─── EXERCISE DATA ───
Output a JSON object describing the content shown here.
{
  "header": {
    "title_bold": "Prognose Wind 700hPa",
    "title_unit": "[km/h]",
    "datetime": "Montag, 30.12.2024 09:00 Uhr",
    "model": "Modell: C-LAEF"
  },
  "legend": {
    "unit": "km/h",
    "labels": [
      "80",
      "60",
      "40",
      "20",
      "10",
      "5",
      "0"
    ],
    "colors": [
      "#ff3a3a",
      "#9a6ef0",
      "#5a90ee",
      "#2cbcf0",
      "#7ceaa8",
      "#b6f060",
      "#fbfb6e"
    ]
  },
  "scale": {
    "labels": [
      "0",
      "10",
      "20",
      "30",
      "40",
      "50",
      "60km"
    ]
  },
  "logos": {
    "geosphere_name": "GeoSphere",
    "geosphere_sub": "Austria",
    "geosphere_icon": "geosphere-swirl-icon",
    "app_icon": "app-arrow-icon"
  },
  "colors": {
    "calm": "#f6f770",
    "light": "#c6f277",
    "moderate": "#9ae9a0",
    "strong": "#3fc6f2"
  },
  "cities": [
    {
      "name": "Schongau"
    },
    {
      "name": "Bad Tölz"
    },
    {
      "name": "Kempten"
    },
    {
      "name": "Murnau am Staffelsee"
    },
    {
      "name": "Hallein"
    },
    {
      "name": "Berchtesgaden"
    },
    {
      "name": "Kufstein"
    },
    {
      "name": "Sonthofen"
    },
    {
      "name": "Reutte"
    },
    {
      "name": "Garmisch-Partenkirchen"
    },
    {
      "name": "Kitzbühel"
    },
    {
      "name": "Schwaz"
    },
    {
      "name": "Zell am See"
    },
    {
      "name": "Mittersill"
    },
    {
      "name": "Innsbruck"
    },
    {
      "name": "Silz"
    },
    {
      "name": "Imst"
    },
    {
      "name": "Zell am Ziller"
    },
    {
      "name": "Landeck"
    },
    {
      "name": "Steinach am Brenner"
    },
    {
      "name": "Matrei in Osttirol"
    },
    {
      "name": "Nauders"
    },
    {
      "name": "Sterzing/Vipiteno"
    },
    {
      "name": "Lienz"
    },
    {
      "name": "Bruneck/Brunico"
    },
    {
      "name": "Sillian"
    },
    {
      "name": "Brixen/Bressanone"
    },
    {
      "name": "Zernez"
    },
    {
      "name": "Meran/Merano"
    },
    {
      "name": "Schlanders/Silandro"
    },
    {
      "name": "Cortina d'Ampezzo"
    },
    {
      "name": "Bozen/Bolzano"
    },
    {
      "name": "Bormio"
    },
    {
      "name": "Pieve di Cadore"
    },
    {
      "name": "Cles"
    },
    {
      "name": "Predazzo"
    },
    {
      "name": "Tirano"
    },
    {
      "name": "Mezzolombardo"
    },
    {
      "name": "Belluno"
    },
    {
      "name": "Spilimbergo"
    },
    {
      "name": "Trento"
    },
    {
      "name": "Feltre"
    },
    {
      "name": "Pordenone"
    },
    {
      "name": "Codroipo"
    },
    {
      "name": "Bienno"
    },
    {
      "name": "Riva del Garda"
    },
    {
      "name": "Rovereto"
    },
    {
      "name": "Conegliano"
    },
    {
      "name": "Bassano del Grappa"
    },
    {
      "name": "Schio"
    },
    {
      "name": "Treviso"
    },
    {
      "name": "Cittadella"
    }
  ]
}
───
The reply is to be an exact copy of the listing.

Output a JSON object describing the content shown here.
{
  "header": {
    "title_bold": "Prognose Wind 700hPa",
    "title_unit": "[km/h]",
    "datetime": "Montag, 30.12.2024 09:00 Uhr",
    "model": "Modell: C-LAEF"
  },
  "legend": {
    "unit": "km/h",
    "labels": [
      "80",
      "60",
      "40",
      "20",
      "10",
      "5",
      "0"
    ],
    "colors": [
      "#ff3a3a",
      "#9a6ef0",
      "#5a90ee",
      "#2cbcf0",
      "#7ceaa8",
      "#b6f060",
      "#fbfb6e"
    ]
  },
  "scale": {
    "labels": [
      "0",
      "10",
      "20",
      "30",
      "40",
      "50",
      "60km"
    ]
  },
  "logos": {
    "geosphere_name": "GeoSphere",
    "geosphere_sub": "Austria",
    "geosphere_icon": "geosphere-swirl-icon",
    "app_icon": "app-arrow-icon"
  },
  "colors": {
    "calm": "#f6f770",
    "light": "#c6f277",
    "moderate": "#9ae9a0",
    "strong": "#3fc6f2"
  },
  "cities": [
    {
      "name": "Schongau"
    },
    {
      "name": "Bad Tölz"
    },
    {
      "name": "Kempten"
    },
    {
      "name": "Murnau am Staffelsee"
    },
    {
      "name": "Hallein"
    },
    {
      "name": "Berchtesgaden"
    },
    {
      "name": "Kufstein"
    },
    {
      "name": "Sonthofen"
    },
    {
      "name": "Reutte"
    },
    {
      "name": "Garmisch-Partenkirchen"
    },
    {
      "name": "Kitzbühel"
    },
    {
      "name": "Schwaz"
    },
    {
      "name": "Zell am See"
    },
    {
      "name": "Mittersill"
    },
    {
      "name": "Innsbruck"
    },
    {
      "name": "Silz"
    },
    {
      "name": "Imst"
    },
    {
      "name": "Zell am Ziller"
    },
    {
      "name": "Landeck"
    },
    {
      "name": "Steinach am Brenner"
    },
    {
      "name": "Matrei in Osttirol"
    },
    {
      "name": "Nauders"
    },
    {
      "name": "Sterzing/Vipiteno"
    },
    {
      "name": "Lienz"
    },
    {
      "name": "Bruneck/Brunico"
    },
    {
      "name": "Sillian"
    },
    {
      "name": "Brixen/Bressanone"
    },
    {
      "name": "Zernez"
    },
    {
      "name": "Meran/Merano"
    },
    {
      "name": "Schlanders/Silandro"
    },
    {
      "name": "Cortina d'Ampezzo"
    },
    {
      "name": "Bozen/Bolzano"
    },
    {
      "name": "Bormio"
    },
    {
      "name": "Pieve di Cadore"
    },
    {
      "name": "Cles"
    },
    {
      "name": "Predazzo"
    },
    {
      "name": "Tirano"
    },
    {
      "name": "Mezzolombardo"
    },
    {
      "name": "Belluno"
    },
    {
      "name": "Spilimbergo"
    },
    {
      "name": "Trento"
    },
    {
      "name": "Feltre"
    },
    {
      "name": "Pordenone"
    },
    {
      "name": "Codroipo"
    },
    {
      "name": "Bienno"
    },
    {
      "name": "Riva del Garda"
    },
    {
      "name": "Rovereto"
    },
    {
      "name": "Conegliano"
    },
    {
      "name": "Bassano del Grappa"
    },
    {
      "name": "Schio"
    },
    {
      "name": "Treviso"
    },
    {
      "name": "Cittadella"
    }
  ]
}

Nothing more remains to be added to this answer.